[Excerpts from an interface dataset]
====

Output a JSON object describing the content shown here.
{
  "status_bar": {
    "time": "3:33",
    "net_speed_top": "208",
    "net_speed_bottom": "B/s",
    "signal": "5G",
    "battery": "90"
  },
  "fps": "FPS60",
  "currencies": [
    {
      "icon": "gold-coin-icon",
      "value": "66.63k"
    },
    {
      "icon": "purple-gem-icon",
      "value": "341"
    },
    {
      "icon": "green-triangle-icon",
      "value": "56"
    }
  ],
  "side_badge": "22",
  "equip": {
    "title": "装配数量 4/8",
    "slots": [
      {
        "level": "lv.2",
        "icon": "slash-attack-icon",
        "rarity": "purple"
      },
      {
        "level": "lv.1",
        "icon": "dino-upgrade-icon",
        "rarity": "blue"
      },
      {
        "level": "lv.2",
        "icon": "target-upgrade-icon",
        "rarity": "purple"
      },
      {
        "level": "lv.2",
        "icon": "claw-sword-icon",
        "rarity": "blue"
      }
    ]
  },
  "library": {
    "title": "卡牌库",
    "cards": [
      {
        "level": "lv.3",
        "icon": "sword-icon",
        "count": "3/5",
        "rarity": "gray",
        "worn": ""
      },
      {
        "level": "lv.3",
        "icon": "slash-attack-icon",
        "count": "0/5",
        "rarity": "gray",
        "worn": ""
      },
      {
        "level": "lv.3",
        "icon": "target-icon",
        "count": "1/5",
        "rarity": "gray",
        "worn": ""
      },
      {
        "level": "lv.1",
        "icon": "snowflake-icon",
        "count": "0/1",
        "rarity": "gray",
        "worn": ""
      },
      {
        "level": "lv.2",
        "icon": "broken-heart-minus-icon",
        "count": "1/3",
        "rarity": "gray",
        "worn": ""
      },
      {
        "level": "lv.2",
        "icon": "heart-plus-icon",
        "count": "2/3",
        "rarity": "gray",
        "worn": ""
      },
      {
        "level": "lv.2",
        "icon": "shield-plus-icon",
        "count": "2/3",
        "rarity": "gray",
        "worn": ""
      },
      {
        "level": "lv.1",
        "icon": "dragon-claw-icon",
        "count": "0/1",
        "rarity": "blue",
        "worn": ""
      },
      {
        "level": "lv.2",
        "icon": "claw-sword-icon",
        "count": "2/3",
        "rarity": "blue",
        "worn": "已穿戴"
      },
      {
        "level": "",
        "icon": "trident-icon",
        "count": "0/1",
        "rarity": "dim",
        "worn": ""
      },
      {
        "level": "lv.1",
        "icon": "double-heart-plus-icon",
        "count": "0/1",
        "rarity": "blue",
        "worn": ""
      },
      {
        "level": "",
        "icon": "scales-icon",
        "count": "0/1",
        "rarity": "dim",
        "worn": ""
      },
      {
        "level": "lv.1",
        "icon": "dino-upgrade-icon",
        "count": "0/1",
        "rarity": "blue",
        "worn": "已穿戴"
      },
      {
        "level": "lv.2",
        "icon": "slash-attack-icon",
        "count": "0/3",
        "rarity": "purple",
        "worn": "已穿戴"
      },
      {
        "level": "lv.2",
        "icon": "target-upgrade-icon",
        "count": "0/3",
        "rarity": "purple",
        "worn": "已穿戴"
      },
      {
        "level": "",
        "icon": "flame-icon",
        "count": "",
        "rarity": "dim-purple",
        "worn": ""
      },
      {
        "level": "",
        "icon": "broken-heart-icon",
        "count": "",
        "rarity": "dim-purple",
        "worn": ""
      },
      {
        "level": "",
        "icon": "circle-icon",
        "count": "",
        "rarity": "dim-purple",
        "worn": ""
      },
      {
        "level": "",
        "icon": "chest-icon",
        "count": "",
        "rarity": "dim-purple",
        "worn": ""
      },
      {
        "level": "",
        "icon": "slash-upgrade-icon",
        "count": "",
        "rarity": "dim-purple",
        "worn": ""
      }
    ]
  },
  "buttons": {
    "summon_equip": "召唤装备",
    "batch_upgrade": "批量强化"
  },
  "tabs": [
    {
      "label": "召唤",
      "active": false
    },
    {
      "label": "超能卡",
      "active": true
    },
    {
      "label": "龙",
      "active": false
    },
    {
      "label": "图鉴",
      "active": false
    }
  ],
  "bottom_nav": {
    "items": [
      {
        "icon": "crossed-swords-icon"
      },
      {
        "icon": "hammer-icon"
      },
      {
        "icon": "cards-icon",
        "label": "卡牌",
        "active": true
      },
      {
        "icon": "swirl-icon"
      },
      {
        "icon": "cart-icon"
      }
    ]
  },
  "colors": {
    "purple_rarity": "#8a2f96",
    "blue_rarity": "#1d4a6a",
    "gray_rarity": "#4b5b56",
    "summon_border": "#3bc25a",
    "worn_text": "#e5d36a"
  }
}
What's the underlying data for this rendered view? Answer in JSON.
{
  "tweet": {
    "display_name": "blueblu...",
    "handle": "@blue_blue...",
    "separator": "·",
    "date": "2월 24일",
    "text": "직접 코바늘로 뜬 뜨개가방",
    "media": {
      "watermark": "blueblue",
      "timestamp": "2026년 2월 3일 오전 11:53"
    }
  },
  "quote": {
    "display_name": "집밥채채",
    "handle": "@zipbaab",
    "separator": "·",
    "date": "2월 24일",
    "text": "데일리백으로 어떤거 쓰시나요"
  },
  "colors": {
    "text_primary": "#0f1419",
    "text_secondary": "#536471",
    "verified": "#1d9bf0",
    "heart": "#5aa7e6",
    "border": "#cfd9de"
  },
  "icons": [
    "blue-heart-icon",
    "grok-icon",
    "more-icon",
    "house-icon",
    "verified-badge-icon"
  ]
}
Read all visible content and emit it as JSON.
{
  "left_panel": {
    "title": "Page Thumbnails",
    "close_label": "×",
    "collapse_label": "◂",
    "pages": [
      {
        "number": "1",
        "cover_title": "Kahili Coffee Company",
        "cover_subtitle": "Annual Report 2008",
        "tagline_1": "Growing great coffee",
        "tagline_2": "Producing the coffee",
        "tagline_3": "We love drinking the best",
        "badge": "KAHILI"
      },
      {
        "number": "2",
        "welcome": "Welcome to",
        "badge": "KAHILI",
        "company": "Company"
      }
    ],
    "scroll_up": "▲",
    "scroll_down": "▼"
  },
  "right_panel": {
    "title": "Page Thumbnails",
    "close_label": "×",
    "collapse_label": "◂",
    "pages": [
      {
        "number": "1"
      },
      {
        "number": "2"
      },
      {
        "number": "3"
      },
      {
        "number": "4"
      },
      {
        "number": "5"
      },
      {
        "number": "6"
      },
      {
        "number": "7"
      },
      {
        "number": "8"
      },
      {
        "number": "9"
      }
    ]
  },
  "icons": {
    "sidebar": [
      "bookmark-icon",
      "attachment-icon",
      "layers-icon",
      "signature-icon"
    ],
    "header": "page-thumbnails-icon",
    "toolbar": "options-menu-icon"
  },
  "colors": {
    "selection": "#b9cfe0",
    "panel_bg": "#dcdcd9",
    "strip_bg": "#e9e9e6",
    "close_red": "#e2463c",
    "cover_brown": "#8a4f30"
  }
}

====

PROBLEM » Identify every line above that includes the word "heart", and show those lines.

WRITTEN RESPONSE »
        "icon": "broken-heart-minus-icon",
        "icon": "heart-plus-icon",
        "icon": "double-heart-plus-icon",
        "icon": "broken-heart-icon",
    "heart": "#5aa7e6",
    "blue-heart-icon",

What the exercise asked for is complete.